Catriona and James Sinclair are a happily married couple who experience infertility, and end up using IVF to successfully get pregnant. The process resulted in four embryos: two were lost in unsuccessful IVF attempts, one resulted in a successful birth, and one was donated for adoption. Diana and Liam Simmons also were having infertility issues, and decided to adopt an embryo so that Diana could still enjoy the mother-infant bonding experiences of pregnancy, birth, and breastfeeding that a typical adoption can’t offer. Shortly after a horrific birth experience, Catriona realizes that something is wrong with how she feels towards her son. It turns out, she has postpartum psychosis and is institutionalized. As Catriona is recovering, one of the babies is kidnapped, unraveling all of their lives. Many questions are raised about adoption, biological parents vs legal parents, ethics of embryonic adoption, etc. As so many people are able to conceive using fertility treatments available today, I think pondering these ideas are important. ***MINOR SPOILER ALERT*** My main issue is that in a traditional adoption, once the parents sign away their legal rights, they never have any way to try to get that child back, so why would embryonic adoption be any different? ***END SPOILER ALERT*** The character growth for both Diana and Catriona is very strong, and I think their actions were very believable. It’s the men in the novel whose actions are questionable. All three male characters (both husbands, and the best friend of Catriona’s husband) are pretty unlikeable. In all three cases, they get worse as the novel goes on and the reader learns more about their true nature. Whereas the female characters actually grow and become better people in the end. I think most readers of chick-lit, women’s fiction, and contemporary fiction will enjoy this, as would anyone who has dealt with infertility, though a few of the scenes may be a bit triggering. This book was given to me by NetGalkey in exchange for an honest review.

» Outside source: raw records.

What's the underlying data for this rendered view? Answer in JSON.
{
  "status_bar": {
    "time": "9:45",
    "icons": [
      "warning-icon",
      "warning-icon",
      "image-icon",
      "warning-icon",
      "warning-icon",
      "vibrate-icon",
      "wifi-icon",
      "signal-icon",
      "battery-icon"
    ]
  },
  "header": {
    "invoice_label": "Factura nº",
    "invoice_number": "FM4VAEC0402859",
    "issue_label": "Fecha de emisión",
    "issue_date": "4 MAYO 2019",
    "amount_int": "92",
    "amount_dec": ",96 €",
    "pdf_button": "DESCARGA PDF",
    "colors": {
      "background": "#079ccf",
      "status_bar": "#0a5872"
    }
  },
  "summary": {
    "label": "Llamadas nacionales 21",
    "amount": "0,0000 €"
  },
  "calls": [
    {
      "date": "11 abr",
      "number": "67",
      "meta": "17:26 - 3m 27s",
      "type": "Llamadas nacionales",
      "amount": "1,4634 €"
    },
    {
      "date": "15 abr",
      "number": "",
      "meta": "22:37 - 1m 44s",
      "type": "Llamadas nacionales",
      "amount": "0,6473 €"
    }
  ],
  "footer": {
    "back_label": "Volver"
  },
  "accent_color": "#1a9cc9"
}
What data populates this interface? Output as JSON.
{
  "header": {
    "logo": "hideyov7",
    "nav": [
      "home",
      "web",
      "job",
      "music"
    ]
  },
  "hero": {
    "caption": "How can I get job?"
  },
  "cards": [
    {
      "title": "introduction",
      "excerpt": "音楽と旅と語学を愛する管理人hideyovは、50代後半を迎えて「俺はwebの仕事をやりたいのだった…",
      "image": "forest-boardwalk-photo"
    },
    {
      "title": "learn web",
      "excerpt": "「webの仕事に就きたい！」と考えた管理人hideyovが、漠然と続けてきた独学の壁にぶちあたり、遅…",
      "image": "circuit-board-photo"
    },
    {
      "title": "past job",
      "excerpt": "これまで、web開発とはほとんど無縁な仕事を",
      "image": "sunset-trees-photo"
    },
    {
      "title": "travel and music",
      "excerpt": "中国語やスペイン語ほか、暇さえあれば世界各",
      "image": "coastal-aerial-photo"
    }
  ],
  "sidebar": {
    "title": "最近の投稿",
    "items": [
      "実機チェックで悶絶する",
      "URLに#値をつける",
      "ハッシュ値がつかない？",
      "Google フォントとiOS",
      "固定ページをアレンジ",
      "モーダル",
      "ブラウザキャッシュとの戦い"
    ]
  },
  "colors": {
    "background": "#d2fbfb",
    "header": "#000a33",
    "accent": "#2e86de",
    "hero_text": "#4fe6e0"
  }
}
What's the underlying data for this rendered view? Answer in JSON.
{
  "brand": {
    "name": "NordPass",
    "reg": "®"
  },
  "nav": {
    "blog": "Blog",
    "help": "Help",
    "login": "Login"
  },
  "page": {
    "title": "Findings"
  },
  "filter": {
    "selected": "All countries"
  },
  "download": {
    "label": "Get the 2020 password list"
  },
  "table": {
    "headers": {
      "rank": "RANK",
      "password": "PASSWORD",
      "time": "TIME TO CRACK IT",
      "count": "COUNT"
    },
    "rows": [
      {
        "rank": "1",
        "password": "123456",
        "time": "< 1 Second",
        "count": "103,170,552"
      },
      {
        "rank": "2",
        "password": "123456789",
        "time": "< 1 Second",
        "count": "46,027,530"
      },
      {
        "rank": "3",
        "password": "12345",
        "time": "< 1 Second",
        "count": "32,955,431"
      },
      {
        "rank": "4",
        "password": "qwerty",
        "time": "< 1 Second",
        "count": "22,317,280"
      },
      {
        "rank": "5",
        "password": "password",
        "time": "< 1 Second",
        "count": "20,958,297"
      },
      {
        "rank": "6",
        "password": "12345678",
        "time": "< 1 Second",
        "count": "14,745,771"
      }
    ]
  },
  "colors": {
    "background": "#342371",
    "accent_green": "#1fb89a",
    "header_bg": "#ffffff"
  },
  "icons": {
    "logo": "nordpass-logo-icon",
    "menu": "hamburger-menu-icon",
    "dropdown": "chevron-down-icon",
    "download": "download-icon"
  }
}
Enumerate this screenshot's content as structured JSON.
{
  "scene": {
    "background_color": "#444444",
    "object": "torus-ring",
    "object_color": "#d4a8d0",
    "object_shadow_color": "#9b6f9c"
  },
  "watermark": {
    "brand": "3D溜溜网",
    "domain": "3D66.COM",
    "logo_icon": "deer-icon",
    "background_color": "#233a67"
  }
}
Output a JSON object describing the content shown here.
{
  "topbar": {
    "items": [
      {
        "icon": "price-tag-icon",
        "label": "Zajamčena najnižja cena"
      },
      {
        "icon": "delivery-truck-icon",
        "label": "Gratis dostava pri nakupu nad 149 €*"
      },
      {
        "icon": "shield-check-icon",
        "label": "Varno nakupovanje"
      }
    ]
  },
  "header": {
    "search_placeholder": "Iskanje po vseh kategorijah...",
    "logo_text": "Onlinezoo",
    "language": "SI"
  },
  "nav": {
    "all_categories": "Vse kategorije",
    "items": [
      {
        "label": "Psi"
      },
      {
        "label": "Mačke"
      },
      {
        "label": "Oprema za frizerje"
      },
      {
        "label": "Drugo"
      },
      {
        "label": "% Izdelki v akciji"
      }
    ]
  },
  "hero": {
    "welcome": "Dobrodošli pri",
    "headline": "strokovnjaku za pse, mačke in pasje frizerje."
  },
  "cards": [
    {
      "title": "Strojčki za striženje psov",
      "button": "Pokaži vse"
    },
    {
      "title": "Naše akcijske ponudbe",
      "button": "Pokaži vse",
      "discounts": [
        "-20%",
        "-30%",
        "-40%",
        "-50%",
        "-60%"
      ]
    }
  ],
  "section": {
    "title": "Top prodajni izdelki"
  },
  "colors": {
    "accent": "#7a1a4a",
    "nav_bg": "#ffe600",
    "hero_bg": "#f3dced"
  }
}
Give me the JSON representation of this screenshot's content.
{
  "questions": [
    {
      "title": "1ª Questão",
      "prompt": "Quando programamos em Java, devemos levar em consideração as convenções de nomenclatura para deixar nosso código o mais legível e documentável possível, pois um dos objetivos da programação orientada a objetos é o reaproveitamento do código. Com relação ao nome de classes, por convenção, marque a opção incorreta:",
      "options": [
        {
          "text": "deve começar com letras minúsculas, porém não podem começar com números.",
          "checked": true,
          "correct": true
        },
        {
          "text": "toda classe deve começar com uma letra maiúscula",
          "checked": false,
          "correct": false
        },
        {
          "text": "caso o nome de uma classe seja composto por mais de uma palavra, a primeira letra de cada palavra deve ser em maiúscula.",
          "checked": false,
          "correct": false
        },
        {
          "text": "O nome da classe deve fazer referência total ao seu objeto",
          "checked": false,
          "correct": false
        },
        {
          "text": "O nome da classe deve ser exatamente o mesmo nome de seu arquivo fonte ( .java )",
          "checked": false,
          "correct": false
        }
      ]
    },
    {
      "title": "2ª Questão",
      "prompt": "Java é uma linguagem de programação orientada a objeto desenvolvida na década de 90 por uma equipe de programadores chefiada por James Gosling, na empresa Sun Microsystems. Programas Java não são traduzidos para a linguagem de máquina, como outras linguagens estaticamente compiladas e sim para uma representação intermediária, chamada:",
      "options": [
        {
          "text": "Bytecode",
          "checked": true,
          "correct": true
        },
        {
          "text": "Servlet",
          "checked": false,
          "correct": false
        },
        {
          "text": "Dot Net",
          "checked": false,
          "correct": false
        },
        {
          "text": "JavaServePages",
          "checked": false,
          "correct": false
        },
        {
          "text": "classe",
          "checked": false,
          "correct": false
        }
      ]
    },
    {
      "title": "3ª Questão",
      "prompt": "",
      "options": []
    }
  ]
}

MaureenST More than 1 year ago
Claiming Noah is a story that is going to linger with you for a long time, and it seemed so real. A couple that wanted a baby so badly they try IVF, and then suffer the heartbreak of a miscarriage, not once but twice. The story has a lot of heartbreak, and some you will never see coming, a gasp, oh no! We have infidelity, attempted infanticide, severe postpartum depression, kidnapping, betrayal, prision, I could go on, you will be page turning, and questioning. The author has done a wonderful job with this story, I never realize that left over embryos could be adopted, but it really makes sense. Makes a person think, right down to the end and the lawsuit, what would you do? Heartbreak seems to happen to all, and yet there seems to be a lot of love and forgiveness going all the way around. I loved this story, and wish I could be more like some of the characters here, there are solutions here, and you are going to love the epilogue. I received this book through Faithworks and was not required to give a positive review.